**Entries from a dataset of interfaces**
- - -

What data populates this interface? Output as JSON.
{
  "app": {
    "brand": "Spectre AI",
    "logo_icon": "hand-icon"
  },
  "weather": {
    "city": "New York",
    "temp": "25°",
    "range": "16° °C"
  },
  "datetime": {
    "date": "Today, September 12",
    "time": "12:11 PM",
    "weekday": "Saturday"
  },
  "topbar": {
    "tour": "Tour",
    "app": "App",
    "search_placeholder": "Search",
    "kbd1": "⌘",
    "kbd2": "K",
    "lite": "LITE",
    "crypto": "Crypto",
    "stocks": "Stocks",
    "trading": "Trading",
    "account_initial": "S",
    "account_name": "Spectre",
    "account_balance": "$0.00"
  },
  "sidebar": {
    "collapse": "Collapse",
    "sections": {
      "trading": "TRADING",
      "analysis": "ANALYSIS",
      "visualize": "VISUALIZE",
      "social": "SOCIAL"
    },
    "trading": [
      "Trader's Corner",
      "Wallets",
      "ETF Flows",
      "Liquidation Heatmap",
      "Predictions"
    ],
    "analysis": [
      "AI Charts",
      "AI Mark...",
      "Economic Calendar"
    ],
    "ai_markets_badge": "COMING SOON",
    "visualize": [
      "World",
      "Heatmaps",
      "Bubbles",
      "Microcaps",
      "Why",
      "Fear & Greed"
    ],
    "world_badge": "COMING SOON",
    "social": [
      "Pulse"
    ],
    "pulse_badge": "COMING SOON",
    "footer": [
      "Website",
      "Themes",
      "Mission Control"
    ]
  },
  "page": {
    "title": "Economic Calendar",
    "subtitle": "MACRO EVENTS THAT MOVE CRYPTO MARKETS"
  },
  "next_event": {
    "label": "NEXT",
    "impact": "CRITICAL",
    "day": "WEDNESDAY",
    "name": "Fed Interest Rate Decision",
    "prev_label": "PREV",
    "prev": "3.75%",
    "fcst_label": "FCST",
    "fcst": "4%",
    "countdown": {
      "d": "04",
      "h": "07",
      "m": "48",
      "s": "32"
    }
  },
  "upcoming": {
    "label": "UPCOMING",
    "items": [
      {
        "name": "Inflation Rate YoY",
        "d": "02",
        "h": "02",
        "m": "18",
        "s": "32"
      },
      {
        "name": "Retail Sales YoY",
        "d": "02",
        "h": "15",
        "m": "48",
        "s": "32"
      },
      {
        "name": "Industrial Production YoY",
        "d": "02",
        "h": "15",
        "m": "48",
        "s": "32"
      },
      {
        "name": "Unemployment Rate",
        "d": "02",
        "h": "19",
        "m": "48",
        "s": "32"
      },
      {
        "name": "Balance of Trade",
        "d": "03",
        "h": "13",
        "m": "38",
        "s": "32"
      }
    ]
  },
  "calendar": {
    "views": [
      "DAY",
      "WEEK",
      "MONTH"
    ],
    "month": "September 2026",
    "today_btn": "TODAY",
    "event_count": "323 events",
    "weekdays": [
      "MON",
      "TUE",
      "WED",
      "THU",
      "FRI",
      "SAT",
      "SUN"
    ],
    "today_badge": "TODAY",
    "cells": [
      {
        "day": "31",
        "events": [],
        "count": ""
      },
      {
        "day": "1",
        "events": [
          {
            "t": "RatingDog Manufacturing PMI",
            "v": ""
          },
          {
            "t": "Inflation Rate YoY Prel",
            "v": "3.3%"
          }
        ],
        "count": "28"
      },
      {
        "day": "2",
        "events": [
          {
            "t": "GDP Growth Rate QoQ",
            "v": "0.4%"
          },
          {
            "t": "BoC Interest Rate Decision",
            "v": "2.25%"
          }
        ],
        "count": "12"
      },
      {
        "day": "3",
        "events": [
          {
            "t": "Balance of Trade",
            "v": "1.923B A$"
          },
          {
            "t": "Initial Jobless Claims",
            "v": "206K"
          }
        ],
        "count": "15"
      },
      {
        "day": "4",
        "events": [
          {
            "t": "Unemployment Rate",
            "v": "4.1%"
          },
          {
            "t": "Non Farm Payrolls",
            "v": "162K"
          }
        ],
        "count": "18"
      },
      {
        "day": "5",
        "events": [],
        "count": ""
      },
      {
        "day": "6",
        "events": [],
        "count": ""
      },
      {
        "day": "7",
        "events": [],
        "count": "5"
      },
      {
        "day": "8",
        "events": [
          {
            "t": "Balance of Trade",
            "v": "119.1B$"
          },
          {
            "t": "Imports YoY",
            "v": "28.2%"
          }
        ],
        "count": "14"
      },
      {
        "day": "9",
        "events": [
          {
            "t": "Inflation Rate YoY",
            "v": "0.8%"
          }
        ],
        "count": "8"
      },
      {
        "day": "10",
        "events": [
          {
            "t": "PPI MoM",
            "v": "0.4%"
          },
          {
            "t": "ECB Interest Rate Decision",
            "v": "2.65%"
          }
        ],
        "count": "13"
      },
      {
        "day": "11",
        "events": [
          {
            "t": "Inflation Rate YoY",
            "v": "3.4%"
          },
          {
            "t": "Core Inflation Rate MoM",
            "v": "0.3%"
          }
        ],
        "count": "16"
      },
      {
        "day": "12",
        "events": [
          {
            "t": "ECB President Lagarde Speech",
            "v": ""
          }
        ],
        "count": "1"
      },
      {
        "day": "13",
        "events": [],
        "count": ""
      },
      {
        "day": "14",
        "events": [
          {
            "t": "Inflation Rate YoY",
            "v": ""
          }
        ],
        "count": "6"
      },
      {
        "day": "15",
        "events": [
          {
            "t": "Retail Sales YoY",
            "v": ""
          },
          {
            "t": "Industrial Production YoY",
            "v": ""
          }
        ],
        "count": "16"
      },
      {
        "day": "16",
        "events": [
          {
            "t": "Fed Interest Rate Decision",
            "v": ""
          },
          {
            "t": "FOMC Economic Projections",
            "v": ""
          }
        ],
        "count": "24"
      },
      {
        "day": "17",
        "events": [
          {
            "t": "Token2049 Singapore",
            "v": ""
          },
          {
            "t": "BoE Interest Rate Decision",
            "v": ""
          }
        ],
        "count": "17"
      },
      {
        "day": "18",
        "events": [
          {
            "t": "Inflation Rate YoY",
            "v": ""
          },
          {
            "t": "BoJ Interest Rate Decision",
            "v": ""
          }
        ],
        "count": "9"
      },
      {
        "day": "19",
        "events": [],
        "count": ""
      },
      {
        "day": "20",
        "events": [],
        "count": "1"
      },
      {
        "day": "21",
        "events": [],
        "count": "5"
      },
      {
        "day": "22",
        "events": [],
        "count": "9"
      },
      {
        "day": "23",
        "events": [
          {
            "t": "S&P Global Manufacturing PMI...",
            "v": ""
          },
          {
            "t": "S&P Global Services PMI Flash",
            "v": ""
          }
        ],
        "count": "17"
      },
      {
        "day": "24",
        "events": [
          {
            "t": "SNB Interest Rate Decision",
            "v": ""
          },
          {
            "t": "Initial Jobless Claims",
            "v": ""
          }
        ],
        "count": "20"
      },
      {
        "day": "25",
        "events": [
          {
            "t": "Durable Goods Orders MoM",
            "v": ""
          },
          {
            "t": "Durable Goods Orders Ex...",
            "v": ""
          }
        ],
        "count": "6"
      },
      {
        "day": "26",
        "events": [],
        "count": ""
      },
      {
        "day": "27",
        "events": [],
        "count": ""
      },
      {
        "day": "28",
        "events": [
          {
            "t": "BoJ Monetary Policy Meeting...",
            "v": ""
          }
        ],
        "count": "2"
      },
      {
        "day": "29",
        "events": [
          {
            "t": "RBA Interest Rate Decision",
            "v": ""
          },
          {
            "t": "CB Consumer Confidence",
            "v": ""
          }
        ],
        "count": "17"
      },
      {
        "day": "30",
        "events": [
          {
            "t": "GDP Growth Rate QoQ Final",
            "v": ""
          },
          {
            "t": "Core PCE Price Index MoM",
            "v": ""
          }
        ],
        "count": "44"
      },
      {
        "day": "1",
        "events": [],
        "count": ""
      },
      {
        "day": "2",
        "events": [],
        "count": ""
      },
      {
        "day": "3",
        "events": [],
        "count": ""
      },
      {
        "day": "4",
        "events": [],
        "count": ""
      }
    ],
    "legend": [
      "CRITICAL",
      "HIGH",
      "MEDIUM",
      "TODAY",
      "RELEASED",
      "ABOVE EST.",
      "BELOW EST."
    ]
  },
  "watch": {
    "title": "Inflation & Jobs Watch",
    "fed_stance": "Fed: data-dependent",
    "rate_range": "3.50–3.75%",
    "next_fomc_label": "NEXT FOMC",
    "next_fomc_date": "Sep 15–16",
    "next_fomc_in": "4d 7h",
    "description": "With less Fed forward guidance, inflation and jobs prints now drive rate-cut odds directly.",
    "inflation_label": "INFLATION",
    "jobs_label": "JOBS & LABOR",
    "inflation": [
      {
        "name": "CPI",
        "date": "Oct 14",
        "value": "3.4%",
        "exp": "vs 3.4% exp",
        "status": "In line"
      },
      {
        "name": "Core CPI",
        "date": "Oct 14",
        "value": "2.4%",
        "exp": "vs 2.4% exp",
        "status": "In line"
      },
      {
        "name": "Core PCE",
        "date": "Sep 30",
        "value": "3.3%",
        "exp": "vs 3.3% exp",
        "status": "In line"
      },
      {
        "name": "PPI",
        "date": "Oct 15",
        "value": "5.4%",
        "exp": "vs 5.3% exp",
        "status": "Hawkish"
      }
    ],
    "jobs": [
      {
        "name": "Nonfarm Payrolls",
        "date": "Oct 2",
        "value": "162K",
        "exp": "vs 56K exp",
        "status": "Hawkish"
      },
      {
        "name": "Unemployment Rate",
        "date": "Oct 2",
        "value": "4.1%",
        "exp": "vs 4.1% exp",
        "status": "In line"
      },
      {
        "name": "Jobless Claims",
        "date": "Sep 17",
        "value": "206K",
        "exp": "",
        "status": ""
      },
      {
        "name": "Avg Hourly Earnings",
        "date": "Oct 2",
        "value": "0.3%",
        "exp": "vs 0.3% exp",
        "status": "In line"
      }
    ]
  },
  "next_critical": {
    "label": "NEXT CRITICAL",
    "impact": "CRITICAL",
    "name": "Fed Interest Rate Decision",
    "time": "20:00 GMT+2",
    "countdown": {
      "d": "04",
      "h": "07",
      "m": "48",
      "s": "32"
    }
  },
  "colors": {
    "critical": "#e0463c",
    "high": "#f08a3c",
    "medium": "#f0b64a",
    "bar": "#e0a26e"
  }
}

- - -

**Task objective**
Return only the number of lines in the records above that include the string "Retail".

**Task solution**
2